Those lines of the records that contain "data" are to be located and copied.
Segment Start: EXTRACTED INFORMATION
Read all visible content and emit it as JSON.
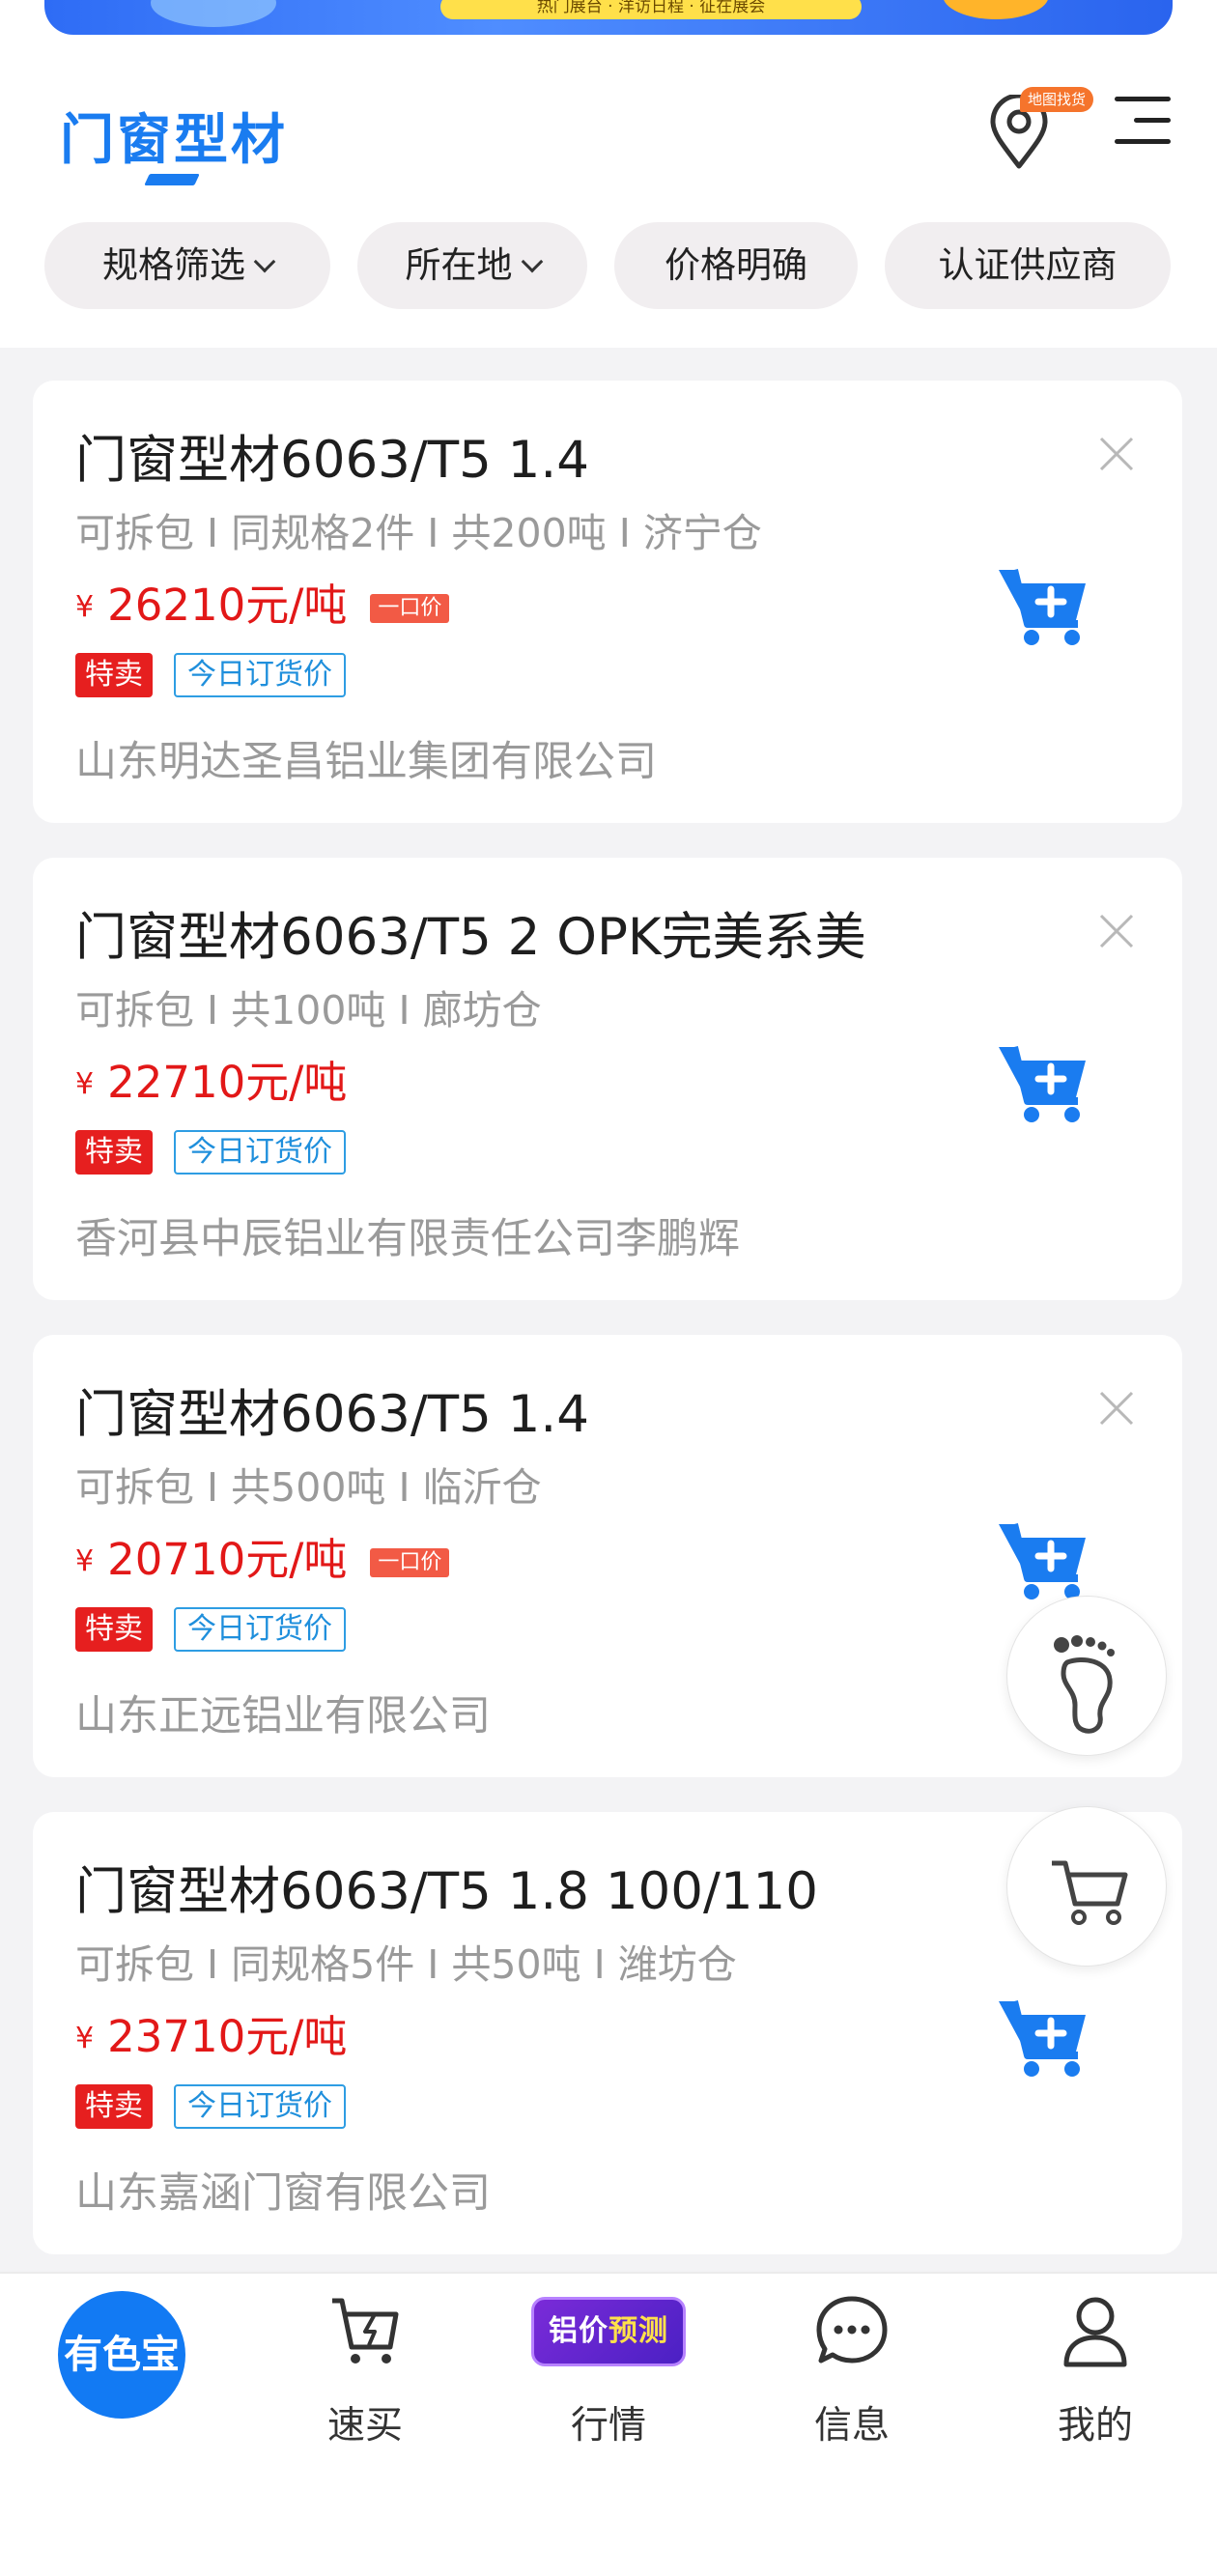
{
  "banner": {
    "text": "热门展台 · 洋访日程 · 征在展会"
  },
  "header": {
    "title": "门窗型材",
    "map_badge": "地图找货"
  },
  "filters": [
    {
      "label": "规格筛选"
    },
    {
      "label": "所在地"
    },
    {
      "label": "价格明确"
    },
    {
      "label": "认证供应商"
    }
  ],
  "products": [
    {
      "name": "门窗型材6063/T5 1.4",
      "meta": "可拆包 I 同规格2件 I 共200吨 I 济宁仓",
      "currency": "¥",
      "price": "26210元/吨",
      "fixed_price_tag": "一口价",
      "tag_special": "特卖",
      "tag_today": "今日订货价",
      "company": "山东明达圣昌铝业集团有限公司"
    },
    {
      "name": "门窗型材6063/T5 2 OPK完美系美",
      "meta": "可拆包 I 共100吨 I 廊坊仓",
      "currency": "¥",
      "price": "22710元/吨",
      "fixed_price_tag": "",
      "tag_special": "特卖",
      "tag_today": "今日订货价",
      "company": "香河县中辰铝业有限责任公司李鹏辉"
    },
    {
      "name": "门窗型材6063/T5 1.4",
      "meta": "可拆包 I 共500吨 I 临沂仓",
      "currency": "¥",
      "price": "20710元/吨",
      "fixed_price_tag": "一口价",
      "tag_special": "特卖",
      "tag_today": "今日订货价",
      "company": "山东正远铝业有限公司"
    },
    {
      "name": "门窗型材6063/T5 1.8 100/110",
      "meta": "可拆包 I 同规格5件 I 共50吨 I 潍坊仓",
      "currency": "¥",
      "price": "23710元/吨",
      "fixed_price_tag": "",
      "tag_special": "特卖",
      "tag_today": "今日订货价",
      "company": "山东嘉涵门窗有限公司"
    }
  ],
  "bottom_nav": {
    "home": "有色宝",
    "quick_buy": "速买",
    "forecast_badge_a": "铝价",
    "forecast_badge_b": "预测",
    "market": "行情",
    "messages": "信息",
    "mine": "我的"
  },
  "colors": {
    "accent": "#1a7cf0",
    "price": "#e21818",
    "tag_red": "#e61f1f",
    "tag_blue": "#1f8fdc",
    "map_badge": "#f5742c"
  }
}
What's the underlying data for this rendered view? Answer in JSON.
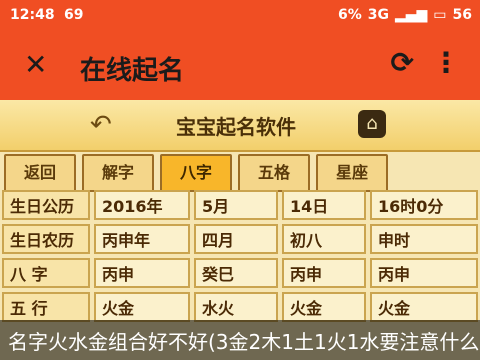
{
  "status_bar": {
    "time": "12:48",
    "extra": "69",
    "battery_percent_text": "6%",
    "signal_text": "3G",
    "battery_value": "56"
  },
  "app_bar": {
    "title": "在线起名"
  },
  "header": {
    "name": "宝宝起名软件"
  },
  "tabs": [
    "返回",
    "解字",
    "八字",
    "五格",
    "星座"
  ],
  "table": {
    "rows": [
      [
        "生日公历",
        "2016年",
        "5月",
        "14日",
        "16时0分"
      ],
      [
        "生日农历",
        "丙申年",
        "四月",
        "初八",
        "申时"
      ],
      [
        "八 字",
        "丙申",
        "癸巳",
        "丙申",
        "丙申"
      ],
      [
        "五 行",
        "火金",
        "水火",
        "火金",
        "火金"
      ]
    ]
  },
  "caption": "名字火水金组合好不好(3金2木1土1火1水要注意什么)",
  "colors": {
    "appbar": "#f04e23",
    "header_bg": "#f2cf6b",
    "active_tab": "#f8b62a"
  },
  "icons": {
    "close": "close-icon",
    "refresh": "refresh-icon",
    "more": "more-icon",
    "back": "back-arrow-icon",
    "logo": "app-logo-icon"
  }
}
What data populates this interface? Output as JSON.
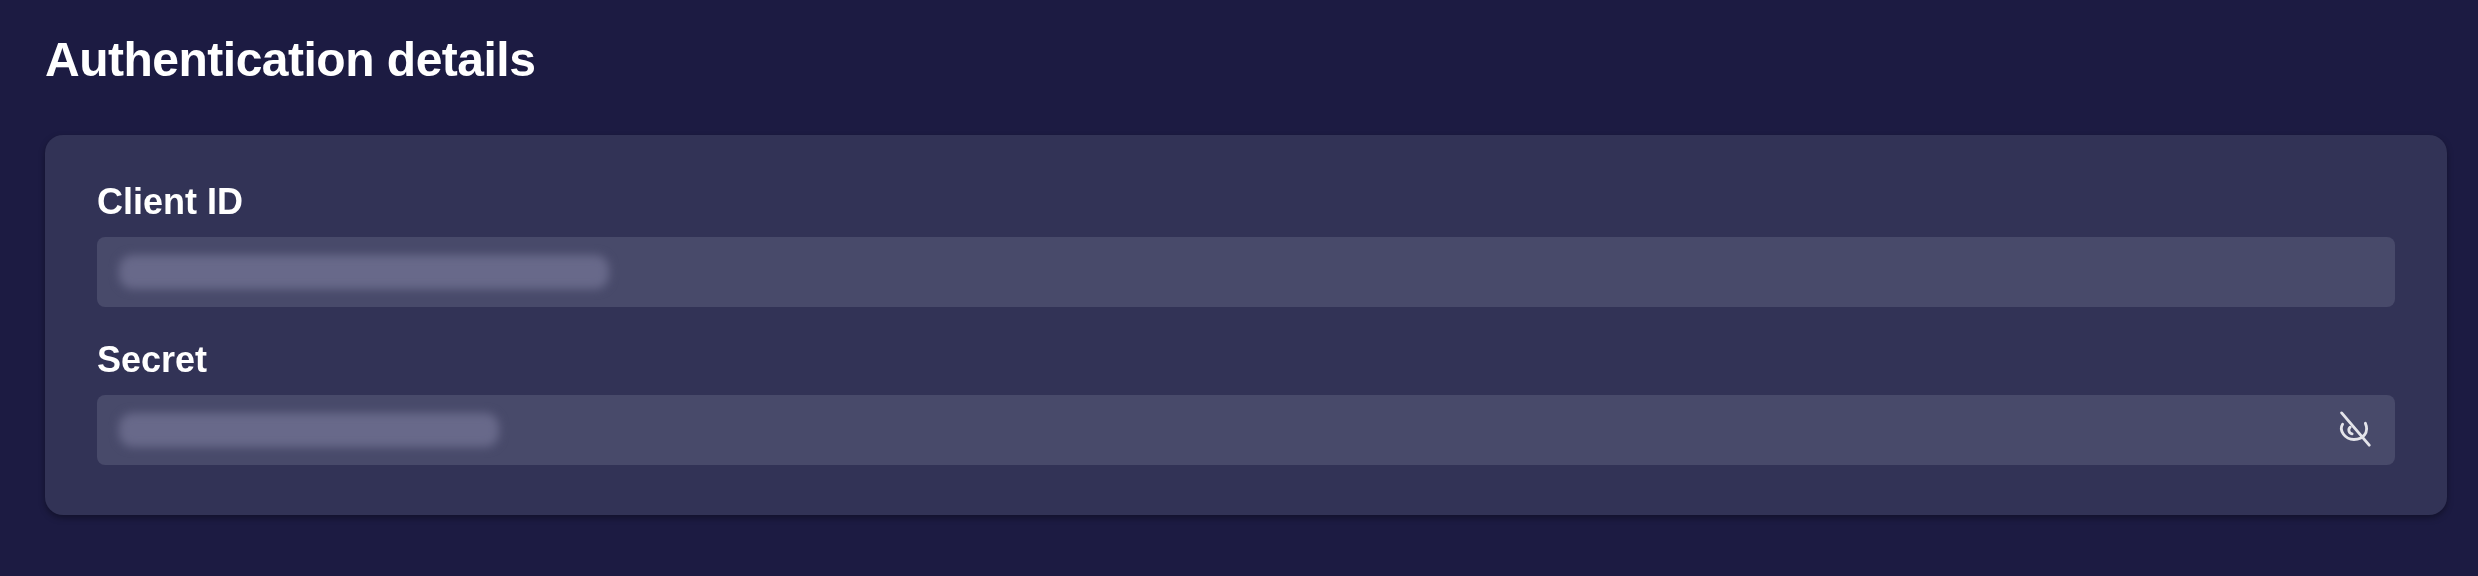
{
  "heading": "Authentication details",
  "fields": [
    {
      "label": "Client ID",
      "kind": "text",
      "blurred": true
    },
    {
      "label": "Secret",
      "kind": "secret",
      "blurred": true
    }
  ]
}
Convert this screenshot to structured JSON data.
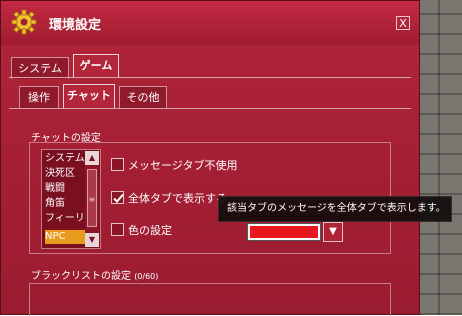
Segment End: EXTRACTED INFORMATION
■ **EXERCISE RESPONSE**:
What's the underlying data for this rendered view? Answer in JSON.
What data populates this interface? Output as JSON.
Convert this screenshot to structured JSON data.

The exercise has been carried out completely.